We may not think of toilet training as anything more than the end of the endless stream of diapers, but it seems to me that it is more. Here was the little girl’s first awareness of herself as a capable person. She will want to repeat her success, especially because it met with her mother’s approval and appreciation.  But it is also important for her to see herself as capable. She is  learning how to value her own accomplishments. This is how she gets to accept her specialness.  And to top it all off, her triumph in the bathroom made her happy.

So this brings us to the question of what makes children happy.  For some, like the little girl in the blue tu-tu, it was a sense of accomplishment (and pleasing her mother;) for others it is having good friends, while others are happy when they discover new ideas or facts.  For most children it is the time they spend with attentive parents.  For many children, happiness seems to hinge on getting the latest toy or gadget.  The problem is, it’s short-lived.  Children tire of toys and electronic gadgets are outdated even before the bill is paid.  Computer games are fun to play, but the child is happiest when he wins – and he has an accomplishment he can boast about.

Yes, we want our children to be happy, but is it our job to make them happy?  For example, do we feel we’re supposed to make our children happy when they are sad?  What’s so bad about sad?  Don’t children have the right to feel the full sweep of human emotions?  Instead of trying to happy them out of it, we can help them learn how to handle sadness instead.  (And when they do learn how to handle sadness on their own, they’ll be well on their way to being happy again because they did it on their own.)  We can and should comfort them, but not so excessively that they are robbed of the chance to nurture themselves – a blueprint they will need when they are out on their own. 

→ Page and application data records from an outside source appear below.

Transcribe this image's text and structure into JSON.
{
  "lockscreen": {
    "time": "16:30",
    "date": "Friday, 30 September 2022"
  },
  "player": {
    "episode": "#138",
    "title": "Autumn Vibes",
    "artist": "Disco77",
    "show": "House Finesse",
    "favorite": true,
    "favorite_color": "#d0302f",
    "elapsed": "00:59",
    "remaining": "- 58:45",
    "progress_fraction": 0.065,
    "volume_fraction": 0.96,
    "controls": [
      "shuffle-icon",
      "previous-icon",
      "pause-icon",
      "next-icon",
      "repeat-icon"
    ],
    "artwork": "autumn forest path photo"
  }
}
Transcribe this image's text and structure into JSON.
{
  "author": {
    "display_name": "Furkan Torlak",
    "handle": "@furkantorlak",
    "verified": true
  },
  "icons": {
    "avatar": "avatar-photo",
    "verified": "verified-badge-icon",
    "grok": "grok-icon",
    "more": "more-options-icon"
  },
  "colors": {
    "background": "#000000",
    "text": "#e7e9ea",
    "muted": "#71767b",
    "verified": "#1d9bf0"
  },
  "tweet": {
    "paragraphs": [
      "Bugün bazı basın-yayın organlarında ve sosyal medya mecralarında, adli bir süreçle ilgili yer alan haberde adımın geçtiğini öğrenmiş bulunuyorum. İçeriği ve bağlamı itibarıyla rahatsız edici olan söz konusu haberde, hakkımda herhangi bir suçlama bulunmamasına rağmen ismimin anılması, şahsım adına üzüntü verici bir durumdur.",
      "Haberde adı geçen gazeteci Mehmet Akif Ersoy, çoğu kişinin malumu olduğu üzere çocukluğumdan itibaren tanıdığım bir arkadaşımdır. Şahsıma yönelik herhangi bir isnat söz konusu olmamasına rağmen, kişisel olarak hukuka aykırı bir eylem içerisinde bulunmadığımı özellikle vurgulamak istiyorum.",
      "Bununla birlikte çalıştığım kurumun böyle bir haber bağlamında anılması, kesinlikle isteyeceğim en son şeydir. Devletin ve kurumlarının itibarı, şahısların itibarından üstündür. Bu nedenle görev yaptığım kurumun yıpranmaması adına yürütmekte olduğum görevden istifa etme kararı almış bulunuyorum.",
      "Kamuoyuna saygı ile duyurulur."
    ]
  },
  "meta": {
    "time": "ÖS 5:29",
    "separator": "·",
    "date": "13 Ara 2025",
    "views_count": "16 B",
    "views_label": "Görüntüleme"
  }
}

And we can show them how their sad feelings can lead to having sympathy and compassion for others who are sad.  Are we supposed to make our children happy by entertaining them when they are bored?  Some parents are glad to drop everything and spend time with their restless child.  But not all the time.  They need to also be aware of their child’s need to find ways to entertain him or herself.  Shouldn’t we try to make the angry child happy?  (It would certainly make us feel better.)  One thing we ought not do is try to humor him or her out of it.  Children have a right to be angry and by our acceptance of it we help them accept themselves in their worst moment.

Let’s take a cue from the Constitution of the United States which does not guarantee its citizens happiness, just the freedom to pursue it. (What would government have to do if it took responsibility for making each one of us happy?) We, too, can give our children the freedom to pursue happiness. We can give them a safe place to live, where joy happens; where they are loved, nurtured, accepted, and respected; where their goodness is cultivated, and where we bring out the best in them. Then we can leave the rest up to them.

After all is said and done, there is a way you can contribute to your children’s happiness.  Perhaps the best way of all.  Be happy yourself; it’s contagious.  Then show them how to take delight in the little things, how to make the best of bad situations, and how to enjoy the work of your own hands.  Fill your house with laughter and fun, sing with them, dance with them, cherish them.  Walk in the park with them, talk with them, listen to them, support them, reach out to them.  Be happy they are your children. That ought to do it.

When the late opera star, Beverly Sills was asked how she could be so happy when she had two disabled children, one whose deafness precluded her ever hearing her mother’s beautiful voice, Ms. Sills replied, “Even if I cannot be happy, I can be cheerful.”  In or out of the opera, Ms. Sills was a star.